"You could get these screws out pretty quick and have it in in a matter of seconds," Scott Ferguson, who works for the State of Michigan Weights and Measures Department, said.
He showed how quickly and easily someone can open a gas pump and install a "skimmer" - a device that can pull personal information from a credit card swiped at the pump.
The Federal Bureau of Investigation is looking into what it calls a rash of the use of these skimmers in Michigan.
"That's one of the big time threats with this particular crime, it can happen really quickly, folks don't need a ton of technology to do it," Ted Docks, Supervisory Senior Resident Agent for Lansing FBI, said.
It happened at a gas pump in Howell.
"During their routine checks of the dispensers they found what they believed to be a skimming device of credit card information of customers," Ferguson said. "They were proactive, they shut the dispenser down themselves."
If the station doesn't open up its pumps and check, Ferguson says it's almost impossible to know the skimmer is in there.

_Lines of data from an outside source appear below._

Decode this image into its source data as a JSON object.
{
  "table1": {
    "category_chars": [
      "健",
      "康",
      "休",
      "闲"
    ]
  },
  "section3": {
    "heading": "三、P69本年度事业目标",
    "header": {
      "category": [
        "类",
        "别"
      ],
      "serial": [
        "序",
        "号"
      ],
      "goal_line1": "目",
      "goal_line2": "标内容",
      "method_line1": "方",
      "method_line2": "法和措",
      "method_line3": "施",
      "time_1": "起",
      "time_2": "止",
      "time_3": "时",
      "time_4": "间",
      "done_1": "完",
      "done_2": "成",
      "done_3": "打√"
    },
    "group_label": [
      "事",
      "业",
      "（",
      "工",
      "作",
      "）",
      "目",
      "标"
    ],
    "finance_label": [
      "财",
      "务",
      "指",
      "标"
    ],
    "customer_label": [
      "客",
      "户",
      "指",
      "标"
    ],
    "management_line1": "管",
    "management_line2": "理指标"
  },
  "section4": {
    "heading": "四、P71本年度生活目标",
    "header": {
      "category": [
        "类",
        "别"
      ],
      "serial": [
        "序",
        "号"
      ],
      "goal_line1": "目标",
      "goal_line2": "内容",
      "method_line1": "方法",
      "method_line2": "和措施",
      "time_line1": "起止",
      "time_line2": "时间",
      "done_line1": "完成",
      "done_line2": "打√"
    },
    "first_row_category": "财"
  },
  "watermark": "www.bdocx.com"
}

But customers can protect themselves against fraud after the fact.
"Keep a very close eye on their statements, and if they check their balances online they can look for any kind of charges there and then contact their bank or their local police if they notice any fraudulent charges," Ferguson said.
He says you can also pay inside instead of at the pump to avoid skimmers.
"Now that folks know we're kind of looking for this, hopefully that will push [the perpetrators] out of our area and help to stop a lot of these crimes from happening here in Michigan," Docks said.
Some gas stations are adding extra security to gas pumps like unique locks and security tapes. Some are even installing systems that shut the pump down if the front panel is opened.